Assignment. Your task is to copy every line below that contains the word "icon".

Interface dataset entries
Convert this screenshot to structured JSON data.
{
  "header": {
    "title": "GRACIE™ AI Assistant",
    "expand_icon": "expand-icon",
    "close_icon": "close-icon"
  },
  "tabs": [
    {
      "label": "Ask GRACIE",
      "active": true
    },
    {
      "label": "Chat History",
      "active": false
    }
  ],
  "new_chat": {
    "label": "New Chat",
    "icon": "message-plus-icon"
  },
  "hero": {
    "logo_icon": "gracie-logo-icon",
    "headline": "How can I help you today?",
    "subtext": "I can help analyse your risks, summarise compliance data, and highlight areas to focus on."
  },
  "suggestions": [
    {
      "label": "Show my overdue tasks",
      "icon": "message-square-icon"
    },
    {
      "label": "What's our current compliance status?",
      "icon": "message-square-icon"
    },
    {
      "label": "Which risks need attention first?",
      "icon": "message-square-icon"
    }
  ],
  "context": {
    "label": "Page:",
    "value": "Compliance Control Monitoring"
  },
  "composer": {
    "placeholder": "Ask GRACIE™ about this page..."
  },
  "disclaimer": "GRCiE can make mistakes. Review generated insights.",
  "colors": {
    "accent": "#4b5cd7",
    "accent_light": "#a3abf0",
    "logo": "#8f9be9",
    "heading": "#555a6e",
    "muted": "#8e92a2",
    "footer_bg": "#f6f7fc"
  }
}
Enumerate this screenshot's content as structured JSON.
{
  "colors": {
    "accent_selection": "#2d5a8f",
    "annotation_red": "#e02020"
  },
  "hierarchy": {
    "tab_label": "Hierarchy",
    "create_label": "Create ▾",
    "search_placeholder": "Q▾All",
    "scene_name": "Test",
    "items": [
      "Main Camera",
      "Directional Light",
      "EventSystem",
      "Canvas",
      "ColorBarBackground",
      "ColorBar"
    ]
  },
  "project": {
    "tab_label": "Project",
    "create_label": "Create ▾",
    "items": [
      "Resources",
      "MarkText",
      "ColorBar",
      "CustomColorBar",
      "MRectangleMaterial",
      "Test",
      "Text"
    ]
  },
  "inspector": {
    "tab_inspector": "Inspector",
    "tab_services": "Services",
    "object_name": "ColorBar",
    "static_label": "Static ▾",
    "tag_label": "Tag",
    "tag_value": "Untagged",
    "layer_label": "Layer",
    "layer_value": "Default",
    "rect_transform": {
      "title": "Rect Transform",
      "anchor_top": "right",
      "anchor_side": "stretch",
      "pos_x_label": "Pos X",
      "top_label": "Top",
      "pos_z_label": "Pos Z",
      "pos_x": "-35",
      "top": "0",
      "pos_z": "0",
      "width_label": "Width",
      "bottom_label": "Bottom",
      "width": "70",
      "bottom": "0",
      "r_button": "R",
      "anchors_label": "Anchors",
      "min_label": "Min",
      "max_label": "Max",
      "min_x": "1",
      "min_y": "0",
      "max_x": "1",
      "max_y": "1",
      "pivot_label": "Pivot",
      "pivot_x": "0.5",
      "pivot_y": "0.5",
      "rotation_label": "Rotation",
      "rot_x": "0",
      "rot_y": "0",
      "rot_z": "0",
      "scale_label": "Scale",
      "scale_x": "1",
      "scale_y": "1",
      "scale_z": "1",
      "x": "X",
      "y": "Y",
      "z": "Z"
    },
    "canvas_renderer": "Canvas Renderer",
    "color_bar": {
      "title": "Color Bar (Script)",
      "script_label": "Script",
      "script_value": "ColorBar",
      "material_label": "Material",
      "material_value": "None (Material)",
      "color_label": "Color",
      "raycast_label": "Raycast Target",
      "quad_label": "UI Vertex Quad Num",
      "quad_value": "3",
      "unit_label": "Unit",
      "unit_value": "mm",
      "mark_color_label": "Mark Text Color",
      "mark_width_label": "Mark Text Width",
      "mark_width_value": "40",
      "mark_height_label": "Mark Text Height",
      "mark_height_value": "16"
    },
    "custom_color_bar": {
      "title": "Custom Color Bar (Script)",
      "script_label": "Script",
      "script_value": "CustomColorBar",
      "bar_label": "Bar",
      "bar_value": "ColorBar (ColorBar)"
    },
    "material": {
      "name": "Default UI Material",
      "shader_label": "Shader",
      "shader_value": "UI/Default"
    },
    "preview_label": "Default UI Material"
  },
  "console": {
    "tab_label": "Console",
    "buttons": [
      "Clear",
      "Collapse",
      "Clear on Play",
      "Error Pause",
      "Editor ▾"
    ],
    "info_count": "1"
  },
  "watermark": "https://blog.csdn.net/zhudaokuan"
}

Response area.
    "expand_icon": "expand-icon",
    "close_icon": "close-icon"
    "icon": "message-plus-icon"
    "logo_icon": "gracie-logo-icon",
      "icon": "message-square-icon"
      "icon": "message-square-icon"
      "icon": "message-square-icon"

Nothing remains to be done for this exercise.